*** Opening of The data ***

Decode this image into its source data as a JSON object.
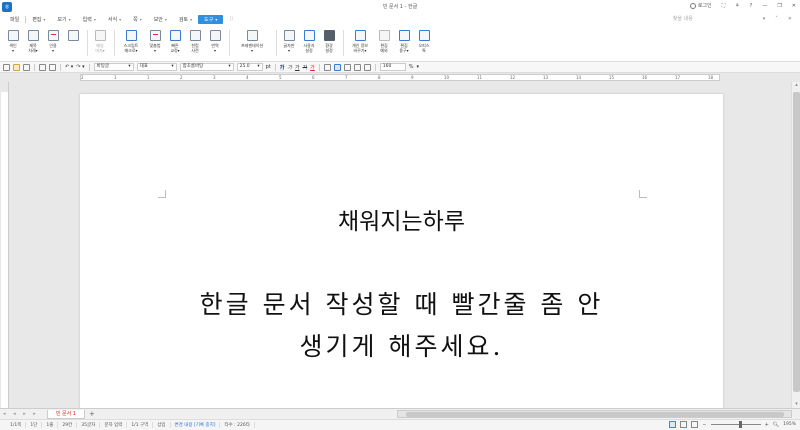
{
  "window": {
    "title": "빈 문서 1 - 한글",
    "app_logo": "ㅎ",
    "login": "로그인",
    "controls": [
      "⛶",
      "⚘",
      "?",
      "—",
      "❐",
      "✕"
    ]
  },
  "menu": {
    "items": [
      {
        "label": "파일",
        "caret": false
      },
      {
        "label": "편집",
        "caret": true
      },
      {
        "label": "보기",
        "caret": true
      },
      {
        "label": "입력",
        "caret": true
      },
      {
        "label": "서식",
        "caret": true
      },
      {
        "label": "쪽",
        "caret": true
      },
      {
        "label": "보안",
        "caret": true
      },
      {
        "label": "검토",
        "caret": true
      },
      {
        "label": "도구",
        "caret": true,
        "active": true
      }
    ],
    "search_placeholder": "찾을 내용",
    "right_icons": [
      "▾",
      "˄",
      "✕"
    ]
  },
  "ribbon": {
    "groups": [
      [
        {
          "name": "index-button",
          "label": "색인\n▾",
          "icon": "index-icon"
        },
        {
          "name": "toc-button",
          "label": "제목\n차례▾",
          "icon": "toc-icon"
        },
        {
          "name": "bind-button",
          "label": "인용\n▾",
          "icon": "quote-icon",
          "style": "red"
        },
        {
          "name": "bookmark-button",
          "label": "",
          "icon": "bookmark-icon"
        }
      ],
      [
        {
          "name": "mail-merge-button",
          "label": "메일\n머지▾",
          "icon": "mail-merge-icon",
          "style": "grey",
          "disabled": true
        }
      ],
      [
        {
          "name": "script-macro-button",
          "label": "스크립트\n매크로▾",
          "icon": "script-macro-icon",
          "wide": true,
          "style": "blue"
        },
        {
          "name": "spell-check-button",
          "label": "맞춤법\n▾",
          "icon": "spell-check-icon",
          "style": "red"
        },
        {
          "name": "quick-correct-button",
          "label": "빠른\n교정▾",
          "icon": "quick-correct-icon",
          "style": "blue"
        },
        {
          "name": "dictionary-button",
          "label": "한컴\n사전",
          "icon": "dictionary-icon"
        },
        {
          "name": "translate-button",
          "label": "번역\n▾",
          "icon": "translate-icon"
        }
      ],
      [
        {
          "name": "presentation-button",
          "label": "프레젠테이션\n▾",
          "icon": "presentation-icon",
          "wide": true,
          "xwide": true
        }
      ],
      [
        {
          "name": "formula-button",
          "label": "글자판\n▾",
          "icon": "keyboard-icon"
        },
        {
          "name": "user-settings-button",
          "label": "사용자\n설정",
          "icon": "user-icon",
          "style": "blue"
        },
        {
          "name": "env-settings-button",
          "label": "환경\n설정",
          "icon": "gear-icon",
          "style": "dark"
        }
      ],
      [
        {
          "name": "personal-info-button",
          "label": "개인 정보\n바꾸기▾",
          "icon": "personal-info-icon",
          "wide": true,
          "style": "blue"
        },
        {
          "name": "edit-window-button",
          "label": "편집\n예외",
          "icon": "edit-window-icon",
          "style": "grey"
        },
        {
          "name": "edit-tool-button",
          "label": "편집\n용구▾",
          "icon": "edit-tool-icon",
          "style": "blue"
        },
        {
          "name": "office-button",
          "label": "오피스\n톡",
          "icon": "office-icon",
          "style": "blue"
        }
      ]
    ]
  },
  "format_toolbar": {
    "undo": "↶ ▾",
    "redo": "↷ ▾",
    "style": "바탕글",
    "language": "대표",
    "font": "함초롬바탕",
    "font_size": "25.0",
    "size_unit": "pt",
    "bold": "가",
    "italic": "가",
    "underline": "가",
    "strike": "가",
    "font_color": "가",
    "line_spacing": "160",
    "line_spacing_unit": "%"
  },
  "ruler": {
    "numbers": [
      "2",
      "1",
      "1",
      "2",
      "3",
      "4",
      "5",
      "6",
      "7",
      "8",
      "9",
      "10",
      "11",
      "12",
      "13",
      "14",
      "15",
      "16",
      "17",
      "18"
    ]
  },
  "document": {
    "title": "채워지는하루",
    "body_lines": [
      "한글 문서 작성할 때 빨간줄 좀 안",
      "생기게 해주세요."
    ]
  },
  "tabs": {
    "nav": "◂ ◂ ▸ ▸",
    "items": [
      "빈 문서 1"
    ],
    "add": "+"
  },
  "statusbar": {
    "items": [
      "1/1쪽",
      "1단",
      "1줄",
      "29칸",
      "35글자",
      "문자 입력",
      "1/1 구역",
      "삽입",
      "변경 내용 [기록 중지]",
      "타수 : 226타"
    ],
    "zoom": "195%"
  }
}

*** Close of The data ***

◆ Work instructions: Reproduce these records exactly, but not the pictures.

◆ Result:
Decode this image into its source data as a JSON object.
{
  "window": {
    "title": "빈 문서 1 - 한글",
    "app_logo": "ㅎ",
    "login": "로그인",
    "controls": [
      "⛶",
      "⚘",
      "?",
      "—",
      "❐",
      "✕"
    ]
  },
  "menu": {
    "items": [
      {
        "label": "파일",
        "caret": false
      },
      {
        "label": "편집",
        "caret": true
      },
      {
        "label": "보기",
        "caret": true
      },
      {
        "label": "입력",
        "caret": true
      },
      {
        "label": "서식",
        "caret": true
      },
      {
        "label": "쪽",
        "caret": true
      },
      {
        "label": "보안",
        "caret": true
      },
      {
        "label": "검토",
        "caret": true
      },
      {
        "label": "도구",
        "caret": true,
        "active": true
      }
    ],
    "search_placeholder": "찾을 내용",
    "right_icons": [
      "▾",
      "˄",
      "✕"
    ]
  },
  "ribbon": {
    "groups": [
      [
        {
          "name": "index-button",
          "label": "색인\n▾",
          "icon": "index-icon"
        },
        {
          "name": "toc-button",
          "label": "제목\n차례▾",
          "icon": "toc-icon"
        },
        {
          "name": "bind-button",
          "label": "인용\n▾",
          "icon": "quote-icon",
          "style": "red"
        },
        {
          "name": "bookmark-button",
          "label": "",
          "icon": "bookmark-icon"
        }
      ],
      [
        {
          "name": "mail-merge-button",
          "label": "메일\n머지▾",
          "icon": "mail-merge-icon",
          "style": "grey",
          "disabled": true
        }
      ],
      [
        {
          "name": "script-macro-button",
          "label": "스크립트\n매크로▾",
          "icon": "script-macro-icon",
          "wide": true,
          "style": "blue"
        },
        {
          "name": "spell-check-button",
          "label": "맞춤법\n▾",
          "icon": "spell-check-icon",
          "style": "red"
        },
        {
          "name": "quick-correct-button",
          "label": "빠른\n교정▾",
          "icon": "quick-correct-icon",
          "style": "blue"
        },
        {
          "name": "dictionary-button",
          "label": "한컴\n사전",
          "icon": "dictionary-icon"
        },
        {
          "name": "translate-button",
          "label": "번역\n▾",
          "icon": "translate-icon"
        }
      ],
      [
        {
          "name": "presentation-button",
          "label": "프레젠테이션\n▾",
          "icon": "presentation-icon",
          "wide": true,
          "xwide": true
        }
      ],
      [
        {
          "name": "formula-button",
          "label": "글자판\n▾",
          "icon": "keyboard-icon"
        },
        {
          "name": "user-settings-button",
          "label": "사용자\n설정",
          "icon": "user-icon",
          "style": "blue"
        },
        {
          "name": "env-settings-button",
          "label": "환경\n설정",
          "icon": "gear-icon",
          "style": "dark"
        }
      ],
      [
        {
          "name": "personal-info-button",
          "label": "개인 정보\n바꾸기▾",
          "icon": "personal-info-icon",
          "wide": true,
          "style": "blue"
        },
        {
          "name": "edit-window-button",
          "label": "편집\n예외",
          "icon": "edit-window-icon",
          "style": "grey"
        },
        {
          "name": "edit-tool-button",
          "label": "편집\n용구▾",
          "icon": "edit-tool-icon",
          "style": "blue"
        },
        {
          "name": "office-button",
          "label": "오피스\n톡",
          "icon": "office-icon",
          "style": "blue"
        }
      ]
    ]
  },
  "format_toolbar": {
    "undo": "↶ ▾",
    "redo": "↷ ▾",
    "style": "바탕글",
    "language": "대표",
    "font": "함초롬바탕",
    "font_size": "25.0",
    "size_unit": "pt",
    "bold": "가",
    "italic": "가",
    "underline": "가",
    "strike": "가",
    "font_color": "가",
    "line_spacing": "160",
    "line_spacing_unit": "%"
  },
  "ruler": {
    "numbers": [
      "2",
      "1",
      "1",
      "2",
      "3",
      "4",
      "5",
      "6",
      "7",
      "8",
      "9",
      "10",
      "11",
      "12",
      "13",
      "14",
      "15",
      "16",
      "17",
      "18"
    ]
  },
  "document": {
    "title": "채워지는하루",
    "body_lines": [
      "한글 문서 작성할 때 빨간줄 좀 안",
      "생기게 해주세요."
    ]
  },
  "tabs": {
    "nav": "◂ ◂ ▸ ▸",
    "items": [
      "빈 문서 1"
    ],
    "add": "+"
  },
  "statusbar": {
    "items": [
      "1/1쪽",
      "1단",
      "1줄",
      "29칸",
      "35글자",
      "문자 입력",
      "1/1 구역",
      "삽입",
      "변경 내용 [기록 중지]",
      "타수 : 226타"
    ],
    "zoom": "195%"
  }
}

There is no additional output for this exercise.